Uniacke arrived in Halifax during the winter of his 23rd birthday. He was soon walking the streets, free. He was let off because the officials in charge of the trial knew of his brothers and relatives’ prominence and loyalty to the crown.
Uniacke decided it was unwise to stay in Nova Scotia, so left for Ireland to complete his legal training. In early 1781, Uniacke returned to Halifax to begin his very profitable political and legal career, as he was able to pay off creditors and purchase properties on Hollis Street and Argyle Street.
This Georgian style house was built between 1813-1815. It is thought to be the work of architect John Plaw.

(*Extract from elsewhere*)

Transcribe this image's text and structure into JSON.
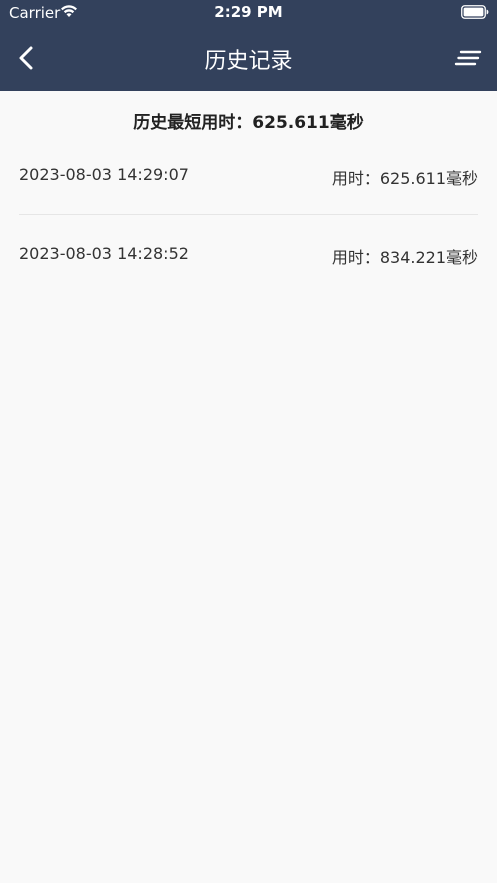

Some of Plaw’s signature features that can be seen here include: an over sized foundation, a broad triangular pediment, and a curved wall (found in the upper hall).
Based on writings from Lord Dalhousie and Bishop Plessis, it may be that the construction of the house and surrounding outbuildings cost as much as $80 000. It was positioned on the property so it would be a commanding sight from the Post Road.
One of the first visitors, Bishop Plessis, wrote about the estate. He noted that there were baths, billiard room, balconies, barns, stables, domestic quarters, arbours arranged along the lake. A description of the Mount circa 1821 notes 3 small buildings behind the main house, a building near the orchard and gardens (hothouse location), a wharf-like structure at the end of the allee, and a building at the edge of the lake.
Reverend Robert Fitzgerald Uniacke inherited the estate upon the death of hisfather. The estate included 6000 acres, the house, its contents, outbuildings. There were also two cottages for his nephews that were located between the gate and the railway station.
By 1891 the barnyard was laid out like a courtyard: the barn (the one now standing) had a horse stable, cow barn, threshing floor, sheep barn, and workshop under the loft. There was a gate across the back for cows to enter. There was also a coach house and print shop with bulls eye glass that was once in the green house (the Carriage House). The front had on each side a stately elm tree, then behind them, a wide gate for vehicles. The harness room was on the left. The door of the harness room faced the door of the horse stable and between the two was the “shade” for horses. The old cottage (caretaker’s) finished the front of the quadrangle.